Heat exhaustion is when the body overheats when you are too active in hot temperatures. Heat stroke is a more severe illness that can be life-threatening.
Both heat exhaustion and heat stroke happen under the following conditions:
- Very hot environment
- Heavy activity
- Too little fluid and salt intake
Young children and older adults are at increased risk for heat exhaustion.
Factors that may increase your risk of heat exhaustion and heat stroke include:
- Participating in a job or activity that involves long periods of outdoor activity in hot weather
- Taking drugs that interfere with the way your body handles hot weather, including:
- Tricyclic antidepressants
Symptoms of heat exhaustion may include:
- Temperature over 100°F (37.8°C)
- Fast pulse
- Moist skin, sweating
- Muscle cramps and tenderness
- Nausea, vomiting
Symptoms of heat stroke may include:
- Temperature over 105° F (40.5° C)
- Weakness, lightheadedness
- Blurred vision
- Confusion, delirium, unconsciousness (can progress to coma)
- No sweating
- Pale, dry skin
- Fast breathing, fast heartbeat
You will be asked about your symptoms and medical history.
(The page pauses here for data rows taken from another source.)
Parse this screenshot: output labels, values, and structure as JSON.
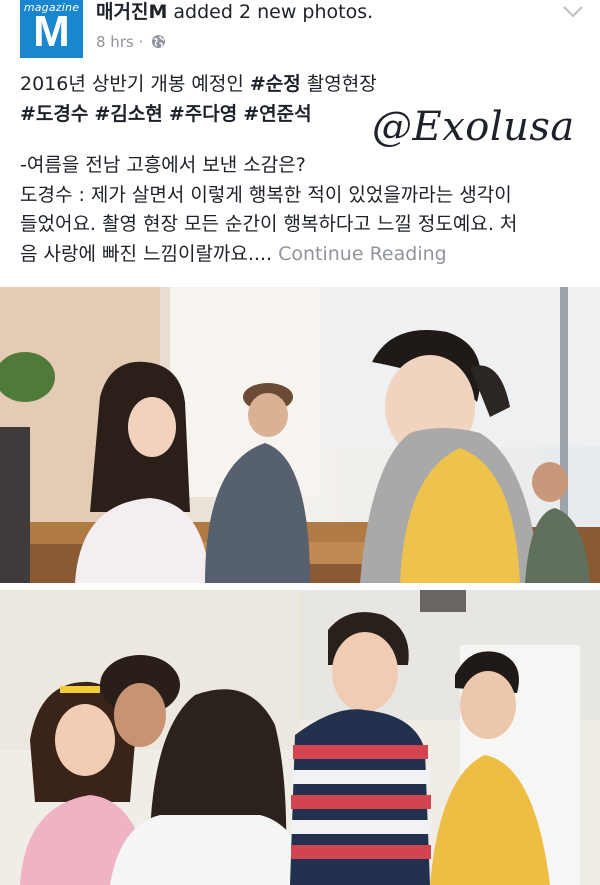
{
  "page": {
    "logo_small": "magazine",
    "logo_big": "M",
    "name": "매거진M",
    "action": "added 2 new photos.",
    "time": "8 hrs",
    "separator": "·"
  },
  "post": {
    "line1_prefix": "2016년 상반기 개봉 예정인 ",
    "line1_tag": "#순정",
    "line1_suffix": " 촬영현장",
    "tags": [
      "#도경수",
      "#김소현",
      "#주다영",
      "#연준석"
    ],
    "question": "-여름을 전남 고흥에서 보낸 소감은?",
    "answer_line1": "도경수 : 제가 살면서 이렇게 행복한 적이 있었을까라는 생각이",
    "answer_line2": "들었어요. 촬영 현장 모든 순간이 행복하다고 느낄 정도예요. 처",
    "answer_line3": "음 사랑에 빠진 느낌이랄까요....",
    "continue_reading": "Continue Reading"
  },
  "watermark": "@Exolusa",
  "icons": {
    "privacy": "globe-icon",
    "menu": "chevron-down-icon"
  },
  "colors": {
    "brand": "#1a86d0",
    "meta": "#90949c",
    "text": "#1d2129"
  }
}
A physical exam will be done.
Your bodily fluids may be tested. This can be done with blood tests.
Your heart activity may be measured. This can be done with an ECG.
|Copyright © Nucleus Medical Media, Inc.|
To help reduce your chances of heat exhaustion and heat stroke:
- Avoid prolonged exposure to high temperatures.
- If you have to work or exercise under hot conditions, drink lots of fluids (preferably sports drinks, which contain both salt and sugar), and take frequent breaks in the shade.
- If you have a risk factor for heat exhaustion or heat stroke, be careful participating in activities in hot weather. Take regular rests and drink lots of fluids.
- During heat waves, try to spend time indoors with air conditioning or go to an air conditioned shelter. This is especially important for older adults.